Problem details
Copy each line below exactly and leave the pictures out.

Task data
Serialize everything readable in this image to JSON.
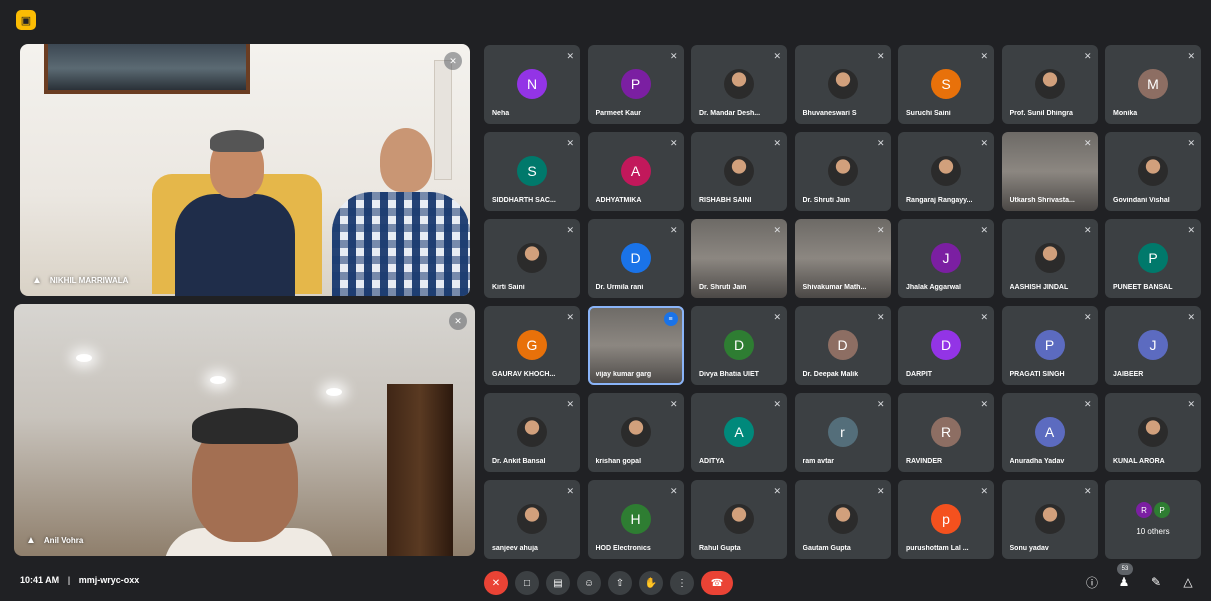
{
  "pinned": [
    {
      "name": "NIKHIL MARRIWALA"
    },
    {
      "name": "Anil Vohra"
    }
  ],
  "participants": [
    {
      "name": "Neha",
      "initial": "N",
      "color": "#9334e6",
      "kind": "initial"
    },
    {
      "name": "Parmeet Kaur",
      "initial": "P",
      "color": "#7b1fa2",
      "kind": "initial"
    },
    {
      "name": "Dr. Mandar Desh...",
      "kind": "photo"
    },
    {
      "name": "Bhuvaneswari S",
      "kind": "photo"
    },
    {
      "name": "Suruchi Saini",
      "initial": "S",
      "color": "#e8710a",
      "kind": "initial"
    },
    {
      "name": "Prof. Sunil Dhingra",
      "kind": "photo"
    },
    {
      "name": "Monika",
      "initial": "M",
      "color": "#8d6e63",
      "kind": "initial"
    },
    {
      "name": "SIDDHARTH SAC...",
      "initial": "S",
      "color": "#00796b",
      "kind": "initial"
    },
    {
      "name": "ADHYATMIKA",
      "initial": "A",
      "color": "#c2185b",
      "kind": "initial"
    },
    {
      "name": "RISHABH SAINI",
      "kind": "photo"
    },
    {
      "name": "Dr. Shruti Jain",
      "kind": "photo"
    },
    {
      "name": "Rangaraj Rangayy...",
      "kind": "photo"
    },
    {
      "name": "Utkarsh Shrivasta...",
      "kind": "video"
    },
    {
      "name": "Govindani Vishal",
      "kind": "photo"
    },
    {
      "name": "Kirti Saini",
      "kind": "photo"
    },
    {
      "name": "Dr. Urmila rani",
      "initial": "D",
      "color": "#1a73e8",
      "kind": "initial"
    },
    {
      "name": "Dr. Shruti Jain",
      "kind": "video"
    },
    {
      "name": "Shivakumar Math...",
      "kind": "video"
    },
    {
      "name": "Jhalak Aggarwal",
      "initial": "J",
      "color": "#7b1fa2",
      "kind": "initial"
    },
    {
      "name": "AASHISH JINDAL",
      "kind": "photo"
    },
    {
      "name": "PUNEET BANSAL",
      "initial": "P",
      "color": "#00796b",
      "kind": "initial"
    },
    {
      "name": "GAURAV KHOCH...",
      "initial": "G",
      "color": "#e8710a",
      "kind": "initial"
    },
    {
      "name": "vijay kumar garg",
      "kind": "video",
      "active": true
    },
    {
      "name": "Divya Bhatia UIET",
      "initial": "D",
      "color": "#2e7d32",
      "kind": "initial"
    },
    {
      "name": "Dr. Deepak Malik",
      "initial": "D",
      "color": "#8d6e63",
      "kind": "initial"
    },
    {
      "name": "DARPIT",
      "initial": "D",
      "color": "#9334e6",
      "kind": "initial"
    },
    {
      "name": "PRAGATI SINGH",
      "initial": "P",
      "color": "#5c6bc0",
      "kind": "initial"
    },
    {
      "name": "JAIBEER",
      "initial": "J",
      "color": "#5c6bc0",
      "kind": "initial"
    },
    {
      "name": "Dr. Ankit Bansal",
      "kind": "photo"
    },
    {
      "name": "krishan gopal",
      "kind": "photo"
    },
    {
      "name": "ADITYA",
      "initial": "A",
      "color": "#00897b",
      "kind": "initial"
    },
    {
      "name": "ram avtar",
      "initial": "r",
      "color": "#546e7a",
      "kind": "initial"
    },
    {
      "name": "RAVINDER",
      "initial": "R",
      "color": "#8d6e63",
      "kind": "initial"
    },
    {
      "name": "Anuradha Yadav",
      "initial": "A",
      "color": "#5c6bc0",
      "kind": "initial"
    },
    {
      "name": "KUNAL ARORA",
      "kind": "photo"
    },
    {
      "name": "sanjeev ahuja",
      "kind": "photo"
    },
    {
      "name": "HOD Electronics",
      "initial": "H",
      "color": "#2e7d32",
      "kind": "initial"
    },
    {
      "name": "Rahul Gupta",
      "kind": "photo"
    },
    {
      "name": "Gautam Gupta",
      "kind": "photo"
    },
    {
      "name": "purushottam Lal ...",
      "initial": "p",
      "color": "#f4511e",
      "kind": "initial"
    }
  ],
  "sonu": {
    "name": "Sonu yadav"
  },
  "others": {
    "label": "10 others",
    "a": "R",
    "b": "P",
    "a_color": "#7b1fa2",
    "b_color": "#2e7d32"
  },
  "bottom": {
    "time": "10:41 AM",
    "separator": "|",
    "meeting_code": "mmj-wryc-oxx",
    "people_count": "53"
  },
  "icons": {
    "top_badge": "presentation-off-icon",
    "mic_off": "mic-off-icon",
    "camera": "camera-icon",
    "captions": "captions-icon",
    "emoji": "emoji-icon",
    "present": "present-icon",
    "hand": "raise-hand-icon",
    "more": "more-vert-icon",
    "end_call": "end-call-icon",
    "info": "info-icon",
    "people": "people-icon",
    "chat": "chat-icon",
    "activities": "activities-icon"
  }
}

Your solution
Serialize everything readable in this image to JSON.
{
  "pinned": [
    {
      "name": "NIKHIL MARRIWALA"
    },
    {
      "name": "Anil Vohra"
    }
  ],
  "participants": [
    {
      "name": "Neha",
      "initial": "N",
      "color": "#9334e6",
      "kind": "initial"
    },
    {
      "name": "Parmeet Kaur",
      "initial": "P",
      "color": "#7b1fa2",
      "kind": "initial"
    },
    {
      "name": "Dr. Mandar Desh...",
      "kind": "photo"
    },
    {
      "name": "Bhuvaneswari S",
      "kind": "photo"
    },
    {
      "name": "Suruchi Saini",
      "initial": "S",
      "color": "#e8710a",
      "kind": "initial"
    },
    {
      "name": "Prof. Sunil Dhingra",
      "kind": "photo"
    },
    {
      "name": "Monika",
      "initial": "M",
      "color": "#8d6e63",
      "kind": "initial"
    },
    {
      "name": "SIDDHARTH SAC...",
      "initial": "S",
      "color": "#00796b",
      "kind": "initial"
    },
    {
      "name": "ADHYATMIKA",
      "initial": "A",
      "color": "#c2185b",
      "kind": "initial"
    },
    {
      "name": "RISHABH SAINI",
      "kind": "photo"
    },
    {
      "name": "Dr. Shruti Jain",
      "kind": "photo"
    },
    {
      "name": "Rangaraj Rangayy...",
      "kind": "photo"
    },
    {
      "name": "Utkarsh Shrivasta...",
      "kind": "video"
    },
    {
      "name": "Govindani Vishal",
      "kind": "photo"
    },
    {
      "name": "Kirti Saini",
      "kind": "photo"
    },
    {
      "name": "Dr. Urmila rani",
      "initial": "D",
      "color": "#1a73e8",
      "kind": "initial"
    },
    {
      "name": "Dr. Shruti Jain",
      "kind": "video"
    },
    {
      "name": "Shivakumar Math...",
      "kind": "video"
    },
    {
      "name": "Jhalak Aggarwal",
      "initial": "J",
      "color": "#7b1fa2",
      "kind": "initial"
    },
    {
      "name": "AASHISH JINDAL",
      "kind": "photo"
    },
    {
      "name": "PUNEET BANSAL",
      "initial": "P",
      "color": "#00796b",
      "kind": "initial"
    },
    {
      "name": "GAURAV KHOCH...",
      "initial": "G",
      "color": "#e8710a",
      "kind": "initial"
    },
    {
      "name": "vijay kumar garg",
      "kind": "video",
      "active": true
    },
    {
      "name": "Divya Bhatia UIET",
      "initial": "D",
      "color": "#2e7d32",
      "kind": "initial"
    },
    {
      "name": "Dr. Deepak Malik",
      "initial": "D",
      "color": "#8d6e63",
      "kind": "initial"
    },
    {
      "name": "DARPIT",
      "initial": "D",
      "color": "#9334e6",
      "kind": "initial"
    },
    {
      "name": "PRAGATI SINGH",
      "initial": "P",
      "color": "#5c6bc0",
      "kind": "initial"
    },
    {
      "name": "JAIBEER",
      "initial": "J",
      "color": "#5c6bc0",
      "kind": "initial"
    },
    {
      "name": "Dr. Ankit Bansal",
      "kind": "photo"
    },
    {
      "name": "krishan gopal",
      "kind": "photo"
    },
    {
      "name": "ADITYA",
      "initial": "A",
      "color": "#00897b",
      "kind": "initial"
    },
    {
      "name": "ram avtar",
      "initial": "r",
      "color": "#546e7a",
      "kind": "initial"
    },
    {
      "name": "RAVINDER",
      "initial": "R",
      "color": "#8d6e63",
      "kind": "initial"
    },
    {
      "name": "Anuradha Yadav",
      "initial": "A",
      "color": "#5c6bc0",
      "kind": "initial"
    },
    {
      "name": "KUNAL ARORA",
      "kind": "photo"
    },
    {
      "name": "sanjeev ahuja",
      "kind": "photo"
    },
    {
      "name": "HOD Electronics",
      "initial": "H",
      "color": "#2e7d32",
      "kind": "initial"
    },
    {
      "name": "Rahul Gupta",
      "kind": "photo"
    },
    {
      "name": "Gautam Gupta",
      "kind": "photo"
    },
    {
      "name": "purushottam Lal ...",
      "initial": "p",
      "color": "#f4511e",
      "kind": "initial"
    }
  ],
  "sonu": {
    "name": "Sonu yadav"
  },
  "others": {
    "label": "10 others",
    "a": "R",
    "b": "P",
    "a_color": "#7b1fa2",
    "b_color": "#2e7d32"
  },
  "bottom": {
    "time": "10:41 AM",
    "separator": "|",
    "meeting_code": "mmj-wryc-oxx",
    "people_count": "53"
  },
  "icons": {
    "top_badge": "presentation-off-icon",
    "mic_off": "mic-off-icon",
    "camera": "camera-icon",
    "captions": "captions-icon",
    "emoji": "emoji-icon",
    "present": "present-icon",
    "hand": "raise-hand-icon",
    "more": "more-vert-icon",
    "end_call": "end-call-icon",
    "info": "info-icon",
    "people": "people-icon",
    "chat": "chat-icon",
    "activities": "activities-icon"
  }
}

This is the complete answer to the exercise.